Getting lost in the back streets, trying to read a city map, exploring the Forbidden City, rendered speechless by the warriors: that’s when we cemented our shared loved of long-haul travel. There was something special to be had in ditching all responsibilities and taking off with a friend. We wanted to repeat the experience.
After that we occasionally took various combinations of our five sons away for short breaks in Cornwall or Norfolk. But as they got older, the most relaxing escapes of all were weekends when we set off alone with our dogs, stayed in a B&B and spent the days on long walks, exploring, gossiping and sorting out the world.
After China, we started talking about India. Enticing and mysterious, that was the place we both wanted to explore.

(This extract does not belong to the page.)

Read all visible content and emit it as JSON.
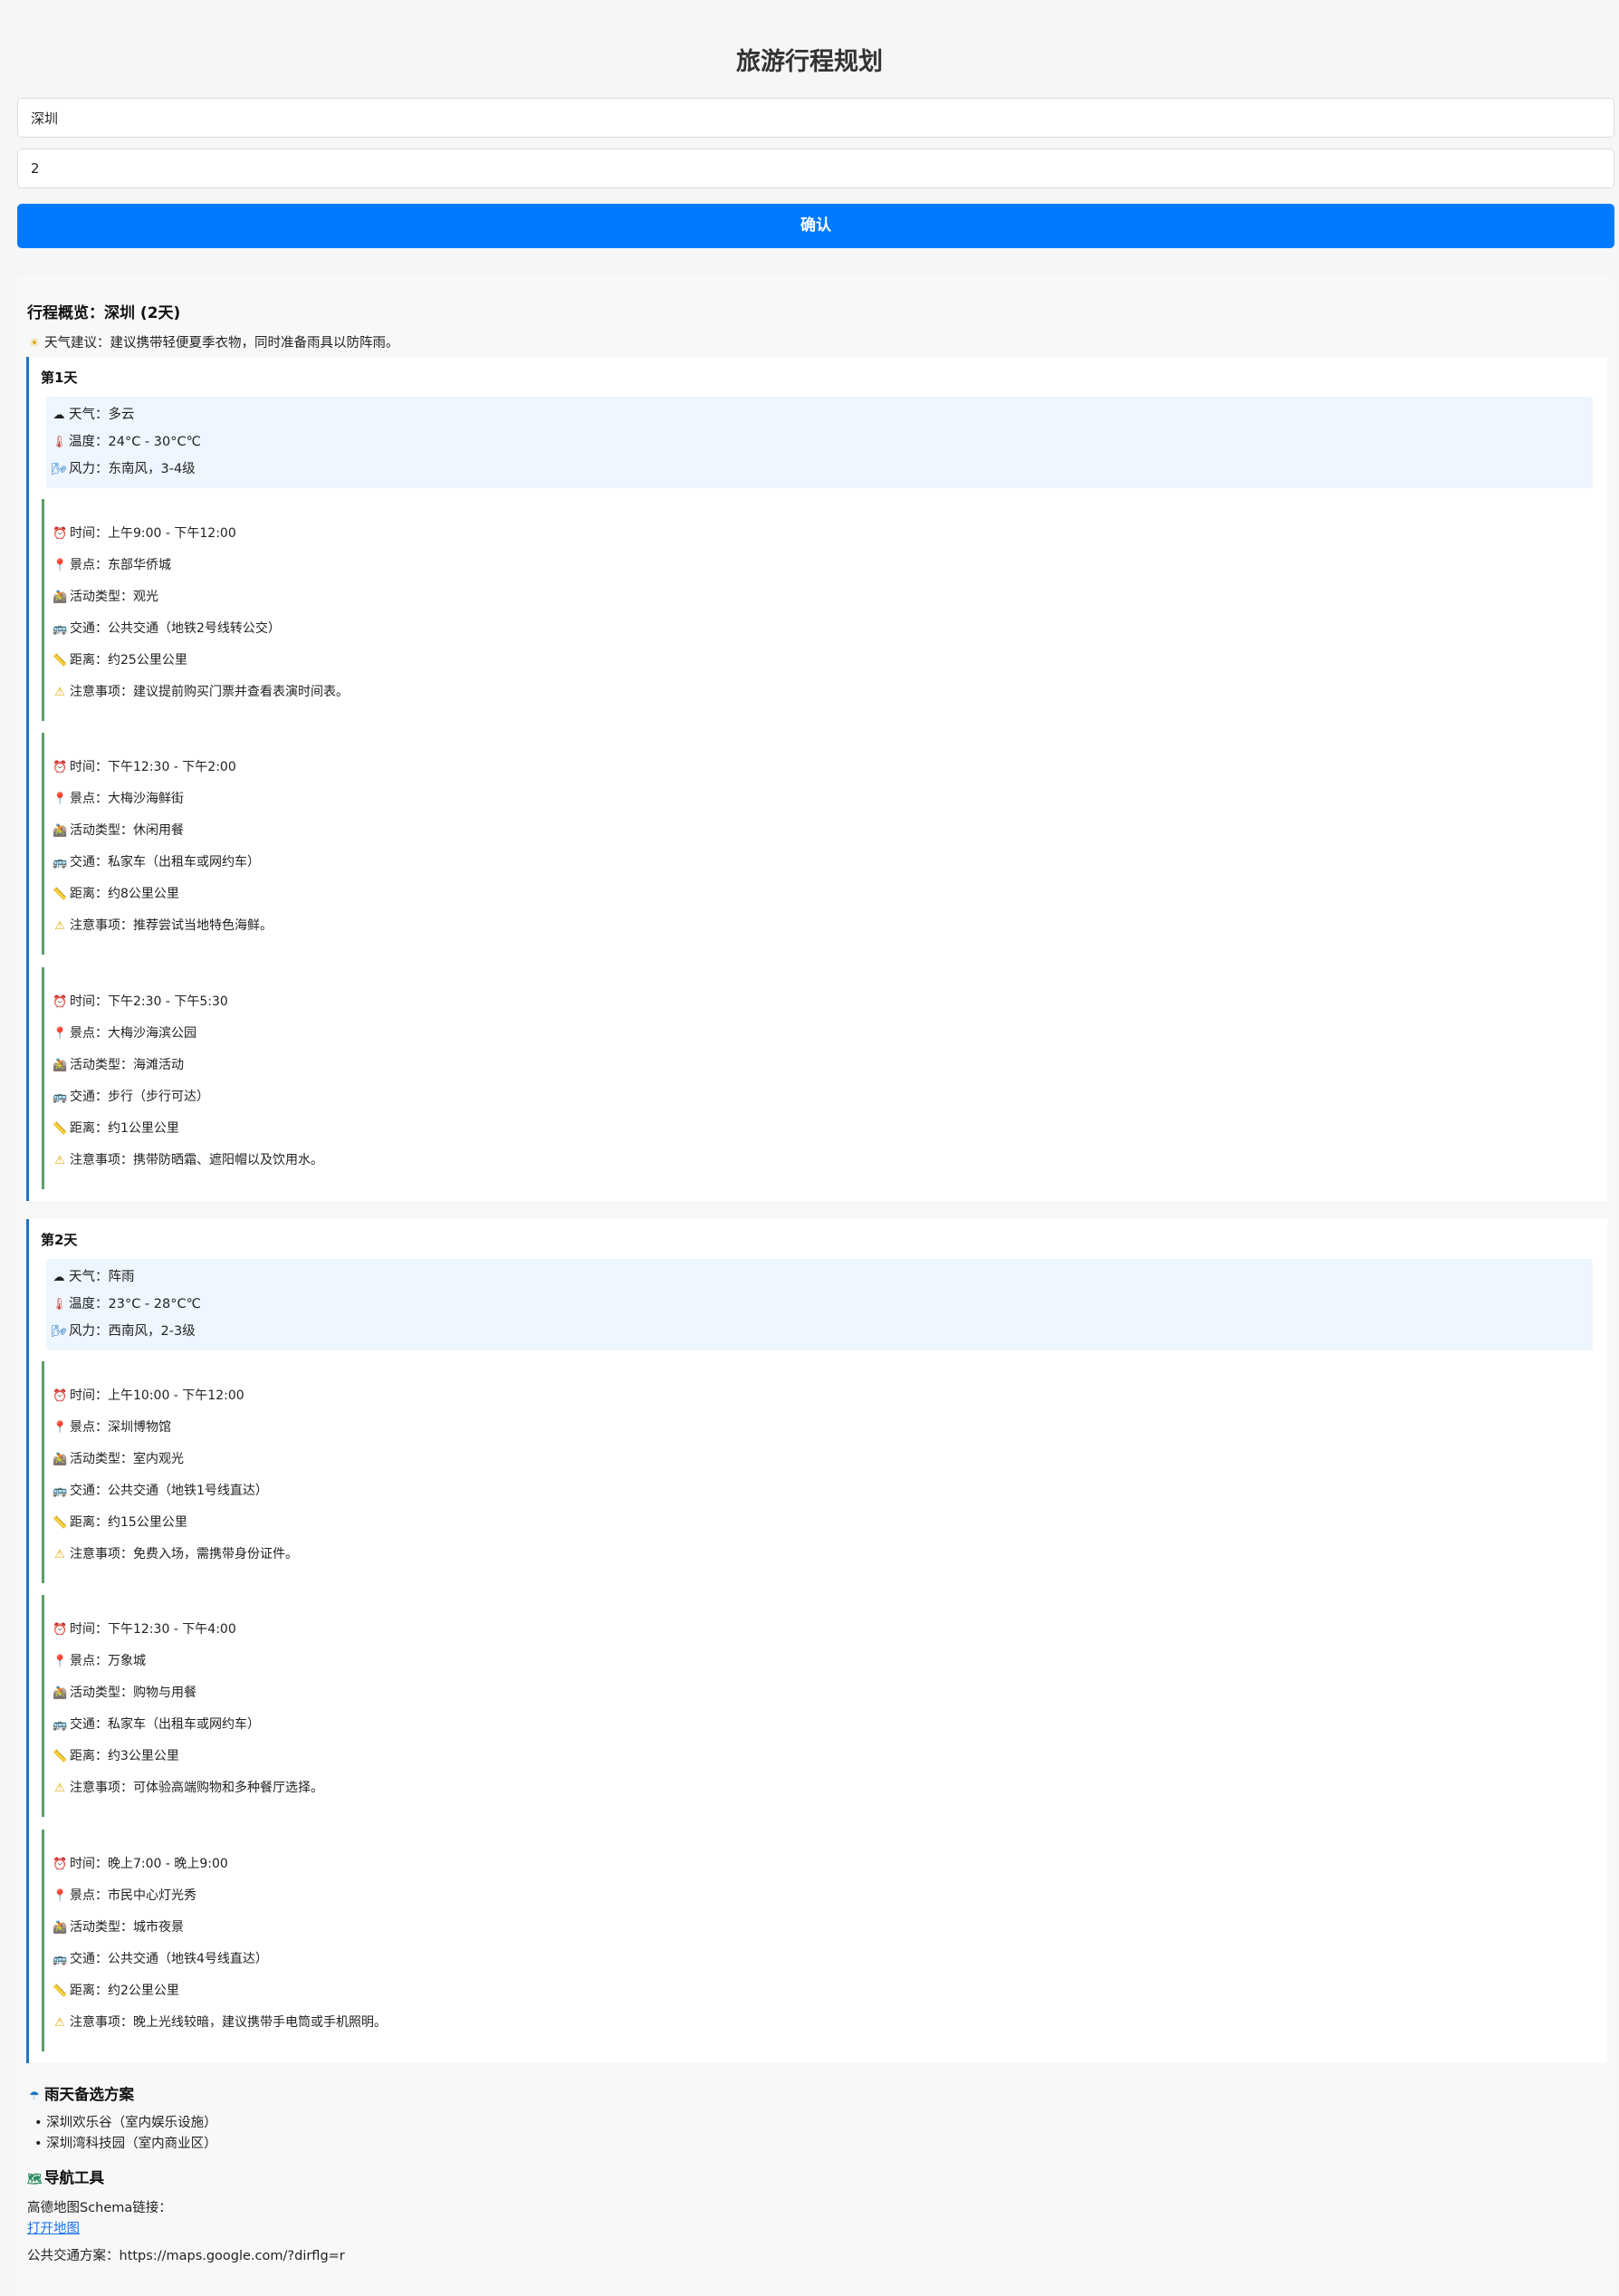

Our generation missed out on the gap year phenomenon. By the time our oldest sons were returning from their gap years, full of travellers’ tales, Julie and I were keen to make up lost time.
When I tentatively mentioned the possibility to my husband, he said, “Just as long as you don’t want me to go with you.” He was quite happy to be left to his own devices for a fortnight or so. So win-win.
Three years after our journey to China, with the blessing of our husbands, Julie and I left for three weeks in Rajasthan.
We had no anxieties about travelling with each other. We knew how well we got on and how relaxing travelling together could be.
Unlike a marriage, we don’t have years of joint emotional baggage to haul with us. We have nothing invested in the number of times we’ve been right or wrong in an argument.
We didn’t have any responsibilities except to ourselves and we could put to one side those we had left at home. But perhaps most important of all we had the best fun.
Travelling alone in Rajasthan, we discovered that outside the hermetically sealed ‘couple bubble’ the world was more open to us. As a couple, people tend to respect your privacy and give you a wide berth. But two women are fair game.
Students would approach us, wanting to practise their English or just to be photographed with us. We were welcomed into people’s homes and invited to share their food. We overpaid for tuk-tuks, argued our routes with taxi drivers, and our bargaining strategies improved with frequent and hilarious use. Our guides teased and flirted with us.
We caught the India bug badly in Rajasthan. Since then, we have returned twice. Once to explore Assam and Sikkim, chugging barely afloat down the mighty Brahmaputra river, experiencing Diwali, riding on elephants, trekking through the foothills of the Himalayas, staying with local families.
Most recently we visited Tamil Nadu where, other than surviving the threat of the wild rhododendrons, we smuggled gin over the Kerala/Tamil Nadu border, stayed on tea stations, visited the extraordinary decorated temples at Madurai and Tanjore among others, were blessed by temple elephants, wandered the streets of Pondicherry and more. And, of course, we shopped.
The real pleasure in travelling with a close friend is that we can just be ourselves – independent and free. There are the added benefits of a fingertip of someone else’s moisturiser or a borrowed splash of someone else’s smelly to enhance the journey.
For two weeks, neither of us has to be anyone’s work colleague, wife or mother. At our age and stage – in my case having been married for more than 30 years – travelling without our husbands confirmed for us that life doesn’t begin and end within the four walls of our marriages. We can delve into new experiences alone without threatening the status quo.
Life at home goes on as normal but the friendship between Julie and me has grown stronger as a result of our adventures together.
Maybe our marriages have too. Breaking out of the normal routine is a shot in the arm but doesn’t mean that we don’t appreciate being home when that is over. If anything, perhaps we appreciate it more. We are already discussing which part of India to visit in another two years.